There are judges in Jerusalem, as former Prime Minister Menachem Begin once said. They decided to acquit another former Prime Minister, Ehud Olmert, at a ratio of 2:1 (he was acquitted on two counts and convicted on one). We must respect the court's decision.
But there is also legitimate criticism. This verdict will be studied in the future and perhaps legal experts will even pen a polemic study about it. Something along the lines of the paper Mordechai Kremnitzer and Shlomit Mannheim-Wallerstein wrote about how Israel's court system tends to treat the elite more favorably than the common citizen.

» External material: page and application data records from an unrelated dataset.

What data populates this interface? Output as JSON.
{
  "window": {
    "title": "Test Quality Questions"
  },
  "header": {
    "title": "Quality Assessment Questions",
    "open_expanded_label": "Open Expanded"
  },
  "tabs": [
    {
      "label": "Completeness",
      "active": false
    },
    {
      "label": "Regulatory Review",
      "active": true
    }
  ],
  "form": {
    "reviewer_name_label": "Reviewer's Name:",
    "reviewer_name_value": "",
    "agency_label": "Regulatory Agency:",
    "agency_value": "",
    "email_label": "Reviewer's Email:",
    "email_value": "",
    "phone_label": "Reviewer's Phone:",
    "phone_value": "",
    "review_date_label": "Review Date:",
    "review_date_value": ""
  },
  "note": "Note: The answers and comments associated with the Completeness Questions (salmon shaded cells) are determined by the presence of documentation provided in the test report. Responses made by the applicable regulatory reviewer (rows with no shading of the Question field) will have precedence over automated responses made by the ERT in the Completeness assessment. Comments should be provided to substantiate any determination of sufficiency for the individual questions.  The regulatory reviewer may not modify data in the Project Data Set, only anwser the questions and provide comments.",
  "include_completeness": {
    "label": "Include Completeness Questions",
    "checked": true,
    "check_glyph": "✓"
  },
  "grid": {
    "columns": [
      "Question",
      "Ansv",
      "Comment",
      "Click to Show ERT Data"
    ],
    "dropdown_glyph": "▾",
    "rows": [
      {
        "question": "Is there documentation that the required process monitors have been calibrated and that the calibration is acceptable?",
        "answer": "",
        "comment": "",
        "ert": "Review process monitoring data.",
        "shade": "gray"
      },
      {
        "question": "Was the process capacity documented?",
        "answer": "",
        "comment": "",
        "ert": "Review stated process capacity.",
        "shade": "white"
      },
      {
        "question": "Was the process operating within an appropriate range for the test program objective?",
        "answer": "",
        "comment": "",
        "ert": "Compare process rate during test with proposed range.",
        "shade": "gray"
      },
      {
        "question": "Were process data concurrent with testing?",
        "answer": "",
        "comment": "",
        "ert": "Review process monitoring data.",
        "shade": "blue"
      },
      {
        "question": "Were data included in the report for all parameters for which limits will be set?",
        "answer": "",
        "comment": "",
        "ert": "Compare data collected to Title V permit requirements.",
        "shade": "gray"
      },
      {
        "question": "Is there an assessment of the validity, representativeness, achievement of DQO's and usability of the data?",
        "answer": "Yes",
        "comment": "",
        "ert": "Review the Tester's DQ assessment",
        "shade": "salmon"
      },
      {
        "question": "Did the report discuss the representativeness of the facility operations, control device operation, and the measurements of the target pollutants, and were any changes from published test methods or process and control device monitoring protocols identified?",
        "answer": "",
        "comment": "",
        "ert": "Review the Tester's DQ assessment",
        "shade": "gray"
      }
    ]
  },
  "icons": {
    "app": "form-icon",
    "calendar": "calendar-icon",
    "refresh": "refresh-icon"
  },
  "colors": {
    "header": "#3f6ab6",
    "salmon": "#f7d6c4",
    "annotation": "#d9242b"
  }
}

The Jerusalem District Court must be respected, but a verdict that states that a politician who took money did not break the law must be re-examined by the Supreme Court. This verdict is a fundamental value judgment.
Olmert's acquittal of major corruption charges dealt a painful blow to the State Prosecutor's Office. The good guys took a hit, because the public won't read the criticism the court leveled against Olmert in the verdict. The public will count the acquittals in the simplest way — that no crime was committed.
The prosecution is now on the defensive, as is its central figure, State Prosecutor Moshe Lador. His opponents will try to take advantage of his embarrassment and exhaustion to push him into a corner — force him not to appeal the Olmert verdict; force him to back off the Holyland corruption trial (in which Olmert is charged with accepting bribes); force him to "go to Canossa" like an unwilling penitent — indeed, not just to walk, but to run to Canossa.
If Lador's opponents are successful, it will not only be Olmert (who was also convicted of breach of trust on Tuesday) who comes out clean. All the advancements made by the rule of law will recede. The State Prosecutor's Office will become anxious and depressed and will consequently close pending cases against many public figures. Once again, the courts will revert to acquitting public leaders.
In legalese they call it mens rea (Latin for "guilty mind" — one of the necessary elements of a crime). In laymen's terms: Who believes that Olmert didn't know about his underlings' manipulations of Rishontours airline ticket purchases? If a judge can believe that a dominant man like Olmert had no idea that he had amassed such large sums of money — not frequent flyer miles, but money — then he should acquit.
There is room for oversight on the state prosecution. It wouldn't be too difficult to establish a body to oversee the prosecution. There is also room for a critique — external bodies can be involved in examining the prosecution's past work. But at the end of the day, the prosecution is an effective and admirable institution, and anyway, we don't have any alternative.
The prosecution is good. It is effective. It is okay to lose in court sometimes. If it weren't, there would be no need for courts. If the prosecutors remain true to their vision, with integrity and humility, the political and media pressure being exerted on them cannot faze them.